Part of the reason for the jump in both 2012 and last year resulted from the acquisition of Meadowbrook Meat Company, which distributes roughly $6 billion worth of food to national restaurant chains.
As a result, it isn't just Wal-Mart that McLane gets sales from, but also gas station and convenience store giant 7-Eleven as well as Yum! Brands which owns Taco Bell, KFC, Pizza Hut, and others.
With that in mind, it's no surprise the latest Berkshire Hathaway annual report notes if Wal-Mart or one of the other major customers slowed its purchases, there could be "a material adverse impact on McLane's periodic revenues and earnings."
What it means to Berkshire Hathaway
When the sale was first made, Buffett himself admitted because of its "paper-thin margins," the sales of McLane "will swell Berkshire's sales figures far more than our income."
It had 26% of the operating business revenue at Berkshire Hathaway, McLane had a pre-tax income of only $486 million last year, which represented just 2% of the total $23.2 billion at Berkshire.
Yet in true Berkshire Hathaway and Buffett fashion, it should come as no surprise to learn during its first four years its paper-thin margin stood at 0.90%, and over the last four has expanded to 1.09%.
And while just 0.19% of difference doesn't sound like a lot, it meant nearly $300 million more to its bottom line.

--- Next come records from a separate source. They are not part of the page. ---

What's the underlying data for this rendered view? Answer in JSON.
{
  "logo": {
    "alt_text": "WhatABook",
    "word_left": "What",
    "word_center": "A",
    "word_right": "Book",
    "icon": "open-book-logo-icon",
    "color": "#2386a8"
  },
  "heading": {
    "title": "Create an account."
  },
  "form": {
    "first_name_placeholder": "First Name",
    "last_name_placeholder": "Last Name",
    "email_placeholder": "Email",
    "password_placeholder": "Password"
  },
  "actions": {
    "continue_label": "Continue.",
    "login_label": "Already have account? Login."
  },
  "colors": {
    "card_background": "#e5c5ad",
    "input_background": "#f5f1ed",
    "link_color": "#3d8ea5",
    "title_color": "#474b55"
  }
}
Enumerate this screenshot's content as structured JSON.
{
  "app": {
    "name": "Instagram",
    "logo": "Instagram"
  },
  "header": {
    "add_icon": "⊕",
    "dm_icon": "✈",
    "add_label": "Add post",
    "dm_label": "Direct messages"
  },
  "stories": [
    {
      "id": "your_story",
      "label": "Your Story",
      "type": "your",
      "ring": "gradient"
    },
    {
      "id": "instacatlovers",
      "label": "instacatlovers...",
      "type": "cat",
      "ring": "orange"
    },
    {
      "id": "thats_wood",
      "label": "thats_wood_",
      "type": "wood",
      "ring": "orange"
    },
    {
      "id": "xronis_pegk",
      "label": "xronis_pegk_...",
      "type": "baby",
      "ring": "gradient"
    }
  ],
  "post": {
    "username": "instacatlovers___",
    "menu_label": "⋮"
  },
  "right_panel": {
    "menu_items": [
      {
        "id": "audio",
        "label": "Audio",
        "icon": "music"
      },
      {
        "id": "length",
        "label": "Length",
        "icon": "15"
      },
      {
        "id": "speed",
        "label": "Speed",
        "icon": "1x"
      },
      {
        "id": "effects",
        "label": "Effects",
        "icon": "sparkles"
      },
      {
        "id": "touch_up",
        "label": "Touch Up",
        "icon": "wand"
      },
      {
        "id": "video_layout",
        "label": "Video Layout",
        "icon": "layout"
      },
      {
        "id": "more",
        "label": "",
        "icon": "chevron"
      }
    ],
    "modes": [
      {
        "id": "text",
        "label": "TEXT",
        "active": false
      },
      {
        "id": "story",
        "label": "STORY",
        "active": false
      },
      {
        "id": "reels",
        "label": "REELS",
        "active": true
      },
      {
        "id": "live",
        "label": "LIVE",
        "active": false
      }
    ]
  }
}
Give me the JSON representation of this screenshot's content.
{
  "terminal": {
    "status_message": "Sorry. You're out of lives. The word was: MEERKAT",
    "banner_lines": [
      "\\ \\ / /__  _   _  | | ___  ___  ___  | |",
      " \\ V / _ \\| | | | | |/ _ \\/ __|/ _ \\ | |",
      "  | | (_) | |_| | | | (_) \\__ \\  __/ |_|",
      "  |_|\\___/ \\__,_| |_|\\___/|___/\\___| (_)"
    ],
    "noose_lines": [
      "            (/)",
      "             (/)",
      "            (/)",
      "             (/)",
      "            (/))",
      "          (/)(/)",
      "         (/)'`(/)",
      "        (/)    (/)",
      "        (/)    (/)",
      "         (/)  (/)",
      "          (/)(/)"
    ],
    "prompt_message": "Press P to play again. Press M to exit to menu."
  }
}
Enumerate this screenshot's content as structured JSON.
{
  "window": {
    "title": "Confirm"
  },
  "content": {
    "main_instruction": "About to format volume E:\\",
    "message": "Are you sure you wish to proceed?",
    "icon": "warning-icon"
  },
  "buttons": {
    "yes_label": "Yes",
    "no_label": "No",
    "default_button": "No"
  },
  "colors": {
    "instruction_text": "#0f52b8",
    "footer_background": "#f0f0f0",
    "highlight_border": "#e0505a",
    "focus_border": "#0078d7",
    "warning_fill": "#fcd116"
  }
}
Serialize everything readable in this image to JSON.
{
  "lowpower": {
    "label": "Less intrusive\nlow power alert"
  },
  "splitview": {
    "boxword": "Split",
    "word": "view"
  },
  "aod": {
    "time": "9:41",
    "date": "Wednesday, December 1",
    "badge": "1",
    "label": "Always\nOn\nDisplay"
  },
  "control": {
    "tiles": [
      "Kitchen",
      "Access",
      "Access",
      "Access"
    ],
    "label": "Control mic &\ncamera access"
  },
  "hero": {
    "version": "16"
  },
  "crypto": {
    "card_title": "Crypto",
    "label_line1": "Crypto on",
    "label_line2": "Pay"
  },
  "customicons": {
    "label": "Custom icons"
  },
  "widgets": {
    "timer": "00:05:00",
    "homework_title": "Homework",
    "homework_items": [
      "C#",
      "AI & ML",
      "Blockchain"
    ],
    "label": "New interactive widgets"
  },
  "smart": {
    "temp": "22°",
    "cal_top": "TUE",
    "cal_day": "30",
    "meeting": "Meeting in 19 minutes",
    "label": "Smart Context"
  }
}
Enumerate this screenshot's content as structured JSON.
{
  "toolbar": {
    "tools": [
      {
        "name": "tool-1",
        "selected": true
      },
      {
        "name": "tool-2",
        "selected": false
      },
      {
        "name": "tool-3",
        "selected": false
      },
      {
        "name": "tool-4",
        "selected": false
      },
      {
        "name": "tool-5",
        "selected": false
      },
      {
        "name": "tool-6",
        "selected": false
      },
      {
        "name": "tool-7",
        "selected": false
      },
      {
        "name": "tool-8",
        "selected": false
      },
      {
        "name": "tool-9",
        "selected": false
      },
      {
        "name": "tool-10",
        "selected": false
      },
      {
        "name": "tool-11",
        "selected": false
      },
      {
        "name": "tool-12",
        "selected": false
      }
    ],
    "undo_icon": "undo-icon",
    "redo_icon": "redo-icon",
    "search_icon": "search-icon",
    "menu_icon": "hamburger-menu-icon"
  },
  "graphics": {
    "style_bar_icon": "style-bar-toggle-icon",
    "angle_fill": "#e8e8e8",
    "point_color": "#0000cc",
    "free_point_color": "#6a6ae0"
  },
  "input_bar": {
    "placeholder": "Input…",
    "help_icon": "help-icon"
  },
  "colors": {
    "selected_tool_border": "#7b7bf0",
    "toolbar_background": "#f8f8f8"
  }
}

Thanks to its massive size, Berkshire Hathaway looks like a giant maze with an endless amount of turns leading to new businesses to be explored. But no matter where you look, around every corner, there's always a pot of gold.